> Work to complete: Where the records below show the word "光标效果" in a line, please copy that line.

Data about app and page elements
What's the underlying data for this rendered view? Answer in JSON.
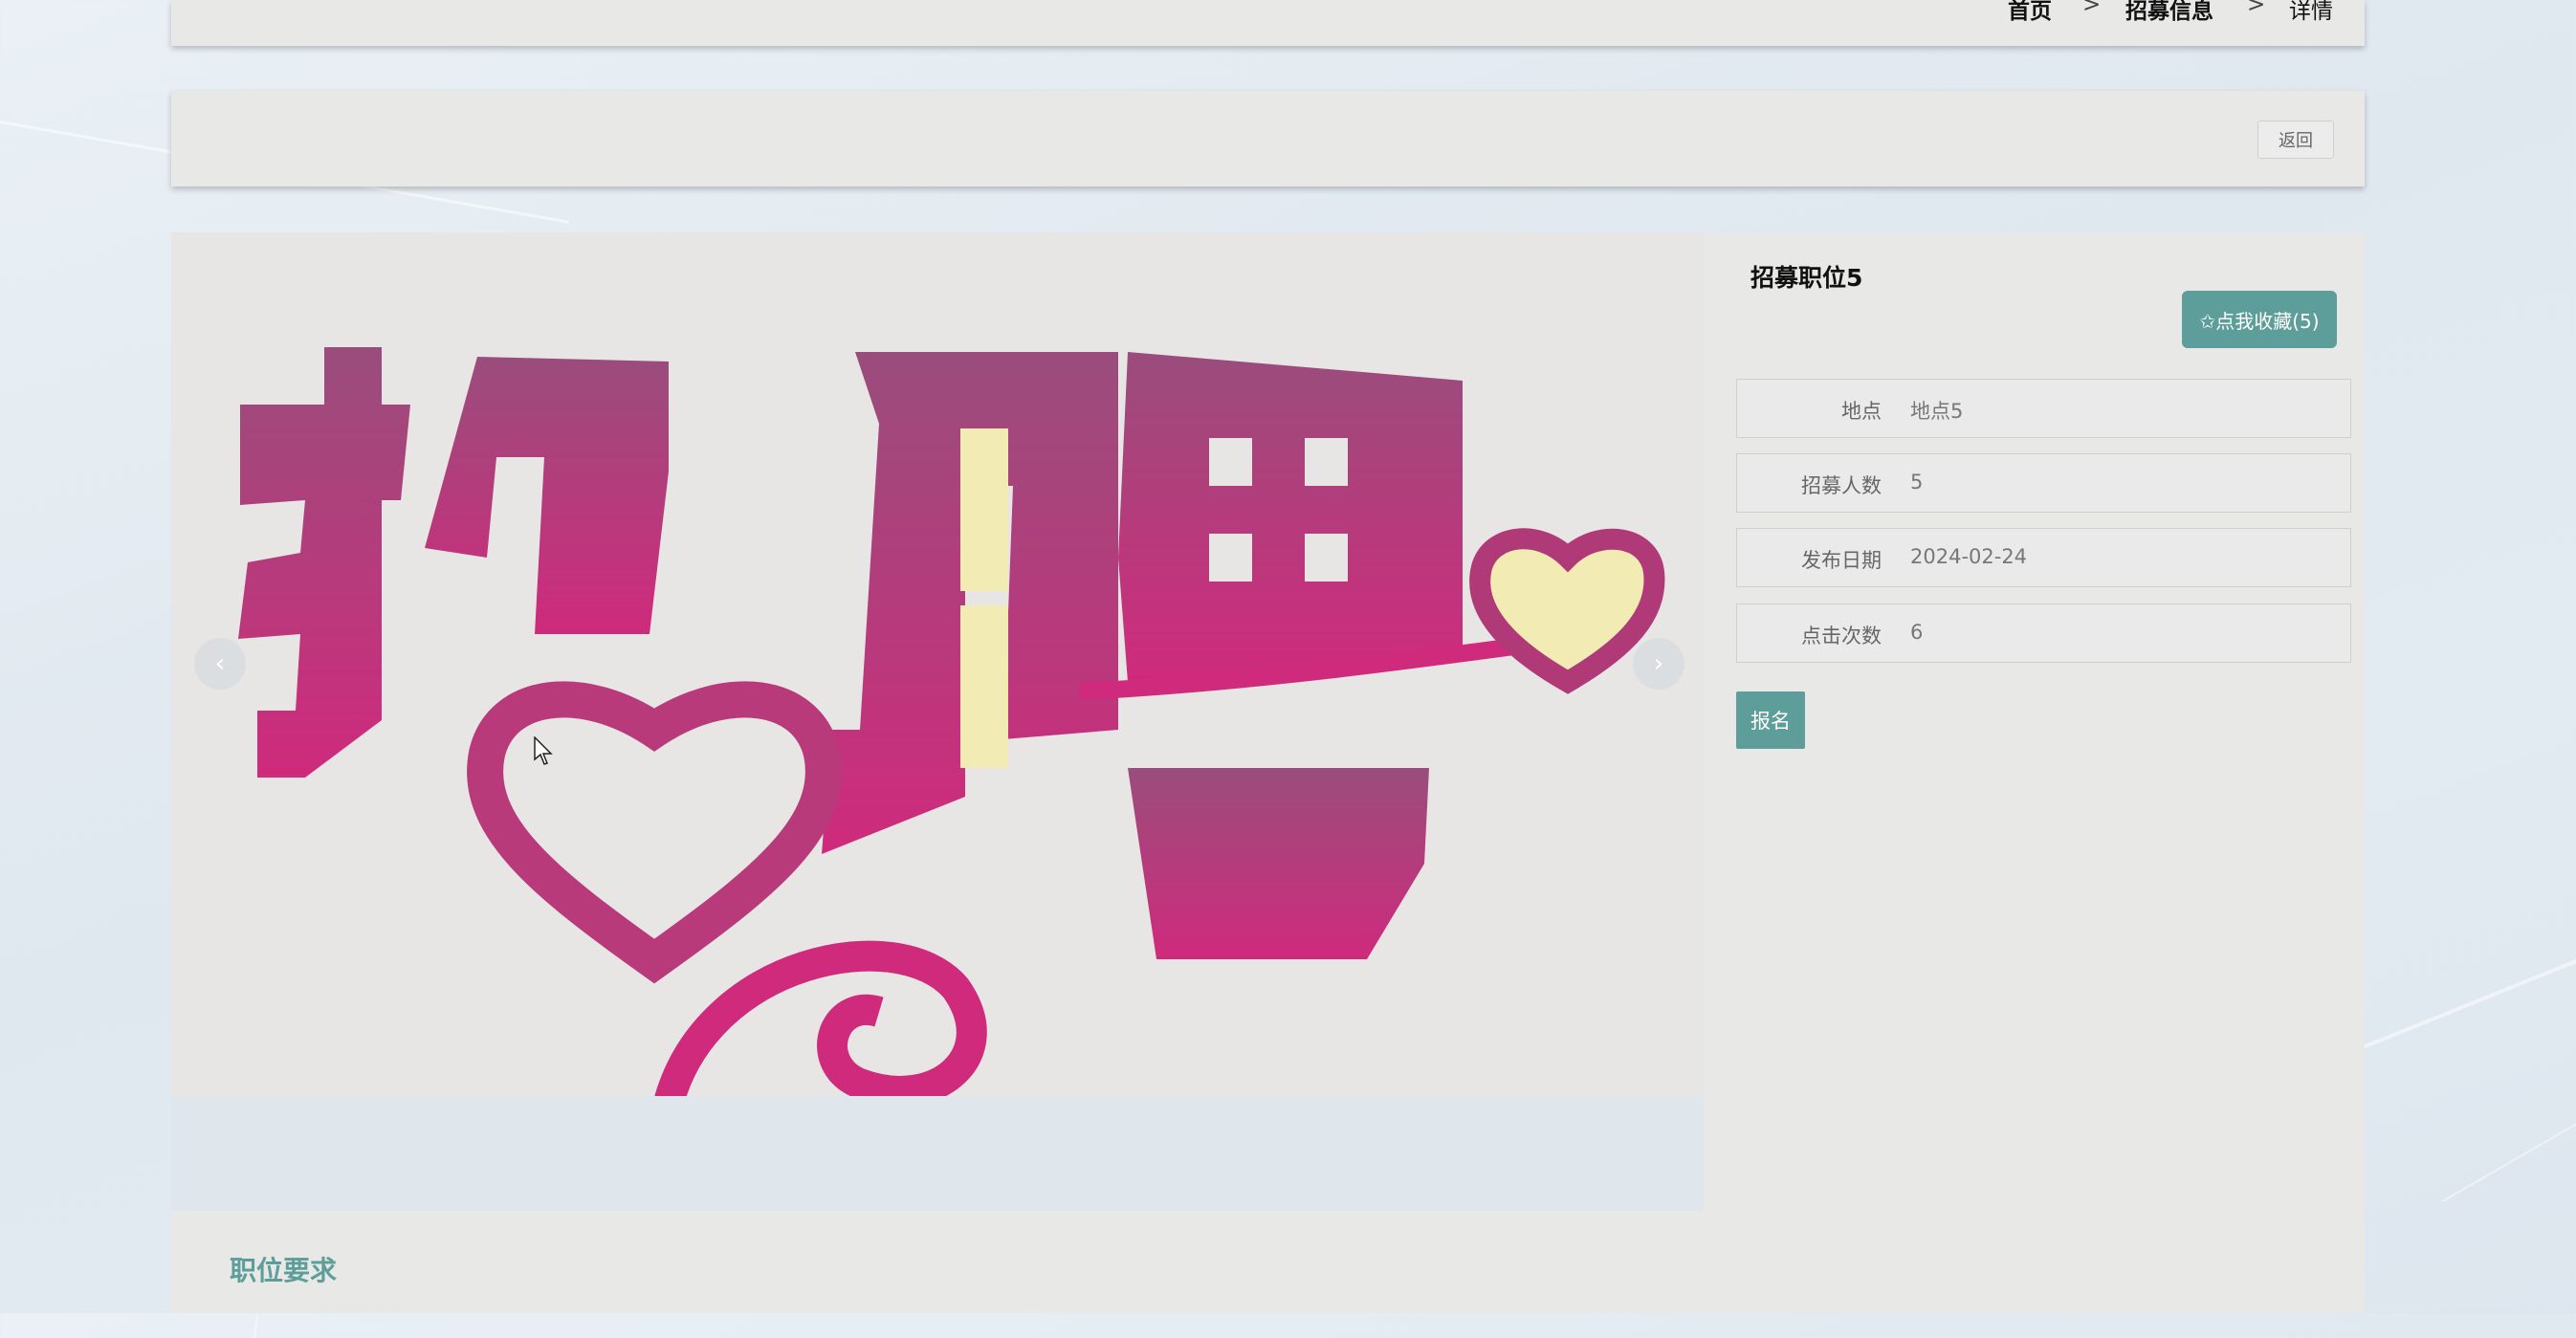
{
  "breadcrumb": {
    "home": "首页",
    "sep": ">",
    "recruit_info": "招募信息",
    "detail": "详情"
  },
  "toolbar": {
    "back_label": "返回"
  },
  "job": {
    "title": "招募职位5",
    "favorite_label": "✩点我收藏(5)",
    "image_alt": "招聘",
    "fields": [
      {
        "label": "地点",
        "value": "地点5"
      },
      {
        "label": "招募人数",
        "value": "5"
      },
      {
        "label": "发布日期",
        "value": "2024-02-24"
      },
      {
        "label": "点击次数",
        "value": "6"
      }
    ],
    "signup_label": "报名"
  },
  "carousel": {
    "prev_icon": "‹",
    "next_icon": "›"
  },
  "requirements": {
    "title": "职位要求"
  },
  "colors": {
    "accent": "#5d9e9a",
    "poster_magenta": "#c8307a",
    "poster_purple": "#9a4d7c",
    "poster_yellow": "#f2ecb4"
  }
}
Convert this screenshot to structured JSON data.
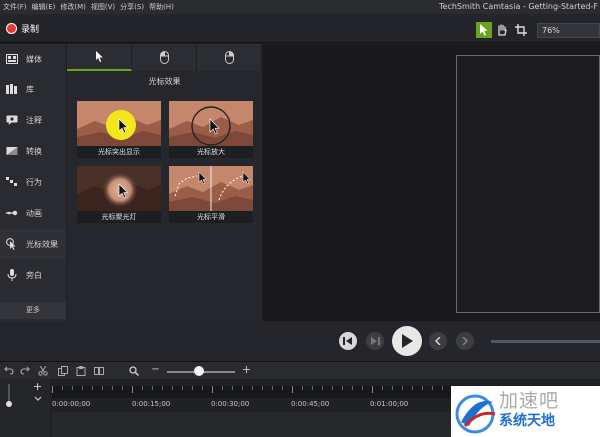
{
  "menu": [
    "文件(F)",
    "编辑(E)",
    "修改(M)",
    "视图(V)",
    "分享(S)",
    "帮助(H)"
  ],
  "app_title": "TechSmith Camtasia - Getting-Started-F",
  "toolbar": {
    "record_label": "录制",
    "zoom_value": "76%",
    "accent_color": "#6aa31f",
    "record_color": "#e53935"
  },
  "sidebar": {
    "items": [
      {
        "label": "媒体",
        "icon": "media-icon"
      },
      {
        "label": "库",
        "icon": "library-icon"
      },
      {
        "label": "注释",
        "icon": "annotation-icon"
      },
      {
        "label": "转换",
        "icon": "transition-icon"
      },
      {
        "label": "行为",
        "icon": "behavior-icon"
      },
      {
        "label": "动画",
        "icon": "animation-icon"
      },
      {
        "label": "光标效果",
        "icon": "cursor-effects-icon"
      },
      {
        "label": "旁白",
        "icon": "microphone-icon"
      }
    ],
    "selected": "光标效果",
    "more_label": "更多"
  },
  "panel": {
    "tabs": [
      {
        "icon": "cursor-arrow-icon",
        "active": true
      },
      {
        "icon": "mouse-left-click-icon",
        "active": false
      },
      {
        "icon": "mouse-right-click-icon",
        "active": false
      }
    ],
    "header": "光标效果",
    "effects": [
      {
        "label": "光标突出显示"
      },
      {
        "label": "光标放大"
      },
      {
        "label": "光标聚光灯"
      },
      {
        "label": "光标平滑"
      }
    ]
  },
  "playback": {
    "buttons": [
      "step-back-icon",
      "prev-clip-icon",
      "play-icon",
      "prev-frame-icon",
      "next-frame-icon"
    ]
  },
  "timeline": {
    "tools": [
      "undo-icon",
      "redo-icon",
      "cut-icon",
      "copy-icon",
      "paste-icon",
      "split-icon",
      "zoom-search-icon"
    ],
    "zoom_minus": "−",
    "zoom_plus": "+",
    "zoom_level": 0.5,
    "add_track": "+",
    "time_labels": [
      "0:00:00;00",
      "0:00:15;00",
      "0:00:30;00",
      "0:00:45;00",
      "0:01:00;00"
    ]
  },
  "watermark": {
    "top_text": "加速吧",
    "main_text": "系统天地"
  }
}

> Solution to the exercise:
        "label": "光标效果",
    "selected": "光标效果",
    "header": "光标效果",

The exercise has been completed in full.